3. We all have something to give.
The beauty of volunteerism is that everyone has something to contribute. From expertise to time to feedback, there is an opportunity for all types of people to serve nonprofit organizations. Having a diverse community of volunteers captures a diverse array of talents and perspectives that enhance your organization. However, many volunteer programs do not offer a diversity of roles and responsibilities that reflect the varied ways people can serve as volunteers.
Example Scenario: Many people do not see themselves as qualified or able to volunteer. It may not even be on their radar to explore due to stereotypes that volunteering takes more time and resources than some people have available.
Try It: Audit volunteer program materials for accessibility to different audiences and recipients. Instead of only offering potential volunteers the opportunity to participate in predetermined roles, be open to creating new opportunities that align with what they can give. Share stories of different volunteers giving back in different ways to reflect that your organization values and respects diversity.
Bonus: Expanding volunteer opportunities to be more inclusive has a positive impact on organizations overall by creating a diverse community of supporters.
4. Remove barriers.
The restrictions and guidelines to volunteer can limit people’s ability to participate. The pandemic has led to creative solutions to pivot volunteer opportunities that are traditionally hosted in-person. This has addressed barriers for people dealing with transportation, childcare, or scheduling conflicts that make scheduled in-person volunteering challenging, but there is more work to be done. Other barriers include inaccessibility of volunteer information due to language barriers, time commitment stipulations, and financial requirements such as mandatory donation amounts for board members.
Example Scenario: Passing a background check may be an organizational requirement for all volunteers regardless of their role. This requirement can deter people from exploring volunteerism and exclude people that will not pass the check for various reasons.
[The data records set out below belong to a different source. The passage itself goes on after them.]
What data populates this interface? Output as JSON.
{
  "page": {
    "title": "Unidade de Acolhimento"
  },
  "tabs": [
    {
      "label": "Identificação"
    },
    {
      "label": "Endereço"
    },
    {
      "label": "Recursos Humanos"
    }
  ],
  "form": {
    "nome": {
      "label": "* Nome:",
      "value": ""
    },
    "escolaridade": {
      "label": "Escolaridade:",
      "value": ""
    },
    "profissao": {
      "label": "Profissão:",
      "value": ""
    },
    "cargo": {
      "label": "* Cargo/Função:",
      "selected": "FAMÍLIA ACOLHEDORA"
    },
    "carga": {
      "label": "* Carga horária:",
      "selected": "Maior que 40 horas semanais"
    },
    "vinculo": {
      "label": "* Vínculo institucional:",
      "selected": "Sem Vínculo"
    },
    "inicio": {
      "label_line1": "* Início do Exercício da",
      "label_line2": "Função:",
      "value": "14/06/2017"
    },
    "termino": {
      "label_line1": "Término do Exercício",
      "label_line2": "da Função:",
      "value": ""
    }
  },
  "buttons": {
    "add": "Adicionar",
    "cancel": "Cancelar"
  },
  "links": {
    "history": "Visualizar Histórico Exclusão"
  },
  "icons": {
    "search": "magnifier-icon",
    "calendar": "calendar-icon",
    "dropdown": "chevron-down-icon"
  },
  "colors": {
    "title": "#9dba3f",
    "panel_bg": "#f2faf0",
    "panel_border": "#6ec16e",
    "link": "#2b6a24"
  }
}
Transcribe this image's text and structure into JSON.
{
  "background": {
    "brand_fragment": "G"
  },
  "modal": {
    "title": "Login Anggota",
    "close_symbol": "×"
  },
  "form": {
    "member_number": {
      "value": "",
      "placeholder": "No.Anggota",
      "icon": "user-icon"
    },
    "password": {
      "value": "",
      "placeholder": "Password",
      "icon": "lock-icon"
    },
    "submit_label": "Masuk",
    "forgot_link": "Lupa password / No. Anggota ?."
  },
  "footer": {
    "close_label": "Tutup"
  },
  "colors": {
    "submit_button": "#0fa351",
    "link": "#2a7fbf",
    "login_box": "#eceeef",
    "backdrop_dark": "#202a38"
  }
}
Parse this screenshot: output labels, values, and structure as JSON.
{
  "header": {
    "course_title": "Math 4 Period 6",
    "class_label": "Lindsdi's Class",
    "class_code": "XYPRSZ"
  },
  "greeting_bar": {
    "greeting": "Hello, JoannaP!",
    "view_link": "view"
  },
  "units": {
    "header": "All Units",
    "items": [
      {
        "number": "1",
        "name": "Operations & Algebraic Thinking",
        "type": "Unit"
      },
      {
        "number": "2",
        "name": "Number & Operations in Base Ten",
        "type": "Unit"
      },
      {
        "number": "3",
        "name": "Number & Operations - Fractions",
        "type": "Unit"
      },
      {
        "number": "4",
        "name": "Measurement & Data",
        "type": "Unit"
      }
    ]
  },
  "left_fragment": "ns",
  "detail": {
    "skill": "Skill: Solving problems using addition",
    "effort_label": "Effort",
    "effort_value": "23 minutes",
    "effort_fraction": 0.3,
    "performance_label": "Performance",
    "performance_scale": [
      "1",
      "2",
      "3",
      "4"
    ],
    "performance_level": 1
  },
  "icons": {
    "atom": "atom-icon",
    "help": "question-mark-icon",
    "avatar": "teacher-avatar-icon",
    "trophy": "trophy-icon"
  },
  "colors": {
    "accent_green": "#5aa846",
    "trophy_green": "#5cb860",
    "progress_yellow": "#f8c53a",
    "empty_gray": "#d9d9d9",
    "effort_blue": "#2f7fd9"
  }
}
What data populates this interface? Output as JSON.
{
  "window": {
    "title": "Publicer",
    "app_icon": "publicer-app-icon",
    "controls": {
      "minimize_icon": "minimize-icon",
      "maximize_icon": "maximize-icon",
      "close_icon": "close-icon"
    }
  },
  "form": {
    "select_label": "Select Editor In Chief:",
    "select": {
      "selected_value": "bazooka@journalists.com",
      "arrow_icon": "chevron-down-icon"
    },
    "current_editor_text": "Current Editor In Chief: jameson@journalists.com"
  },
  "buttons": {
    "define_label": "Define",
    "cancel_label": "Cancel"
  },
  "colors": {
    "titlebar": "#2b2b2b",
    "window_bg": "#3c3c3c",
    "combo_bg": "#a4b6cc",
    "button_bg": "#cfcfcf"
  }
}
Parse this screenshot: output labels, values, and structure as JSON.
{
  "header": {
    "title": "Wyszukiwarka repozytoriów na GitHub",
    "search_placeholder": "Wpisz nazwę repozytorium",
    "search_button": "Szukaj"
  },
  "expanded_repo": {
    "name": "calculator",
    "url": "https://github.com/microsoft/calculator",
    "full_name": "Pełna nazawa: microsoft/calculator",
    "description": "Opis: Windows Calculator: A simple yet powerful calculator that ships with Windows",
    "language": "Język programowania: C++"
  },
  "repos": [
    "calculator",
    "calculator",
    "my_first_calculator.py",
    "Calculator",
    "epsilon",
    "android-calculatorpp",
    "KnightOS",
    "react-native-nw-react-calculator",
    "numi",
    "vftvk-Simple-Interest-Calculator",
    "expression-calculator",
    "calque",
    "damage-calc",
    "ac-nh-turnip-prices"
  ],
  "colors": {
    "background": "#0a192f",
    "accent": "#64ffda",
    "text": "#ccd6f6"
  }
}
Try It: Audit your guidelines for volunteers to uncover any barriers that are preventing people from participating. Streamlining the process and making it accessible will increase the diversity of volunteers. For example, review the necessity of background checks for volunteers to audit for roles that may not require it or can have alternative vetting procedures.
Bonus: Many nonprofits can benefit from removing barriers to volunteer opportunities. Organizations that create an inclusive and welcoming volunteer program can help change perceptions that volunteering is only for certain groups.
5. Offer volunteer opportunities for groups.
Many businesses, faith-based organizations, and professional membership associations are seeking opportunities for their employees, congregations, and members to give back together. These are valuable experiences that allow teams of people to connect differently while giving back.
Example Scenario: A business is seeking an opportunity to volunteer for an organization as a team. They search for opportunities, but many of the opportunities are for individuals or are already being filled by other groups.
Try It: Update volunteer recruitment information to encourage organizations to inquire about group volunteer opportunities and think creatively about how to engage groups. Does your organization need a team of people to help with an event? Or are there projects such as a website audit or bylaws review that a team of expert volunteers could work on together?
Bonus: Collaborating with other organizations raises the profile and awareness of your organization’s work while increasing your reach and impact.
As a sector, there is a need a build a more inclusive and diverse volunteer force. We hope that these ideas will help your organization take action to welcome different volunteers to your community.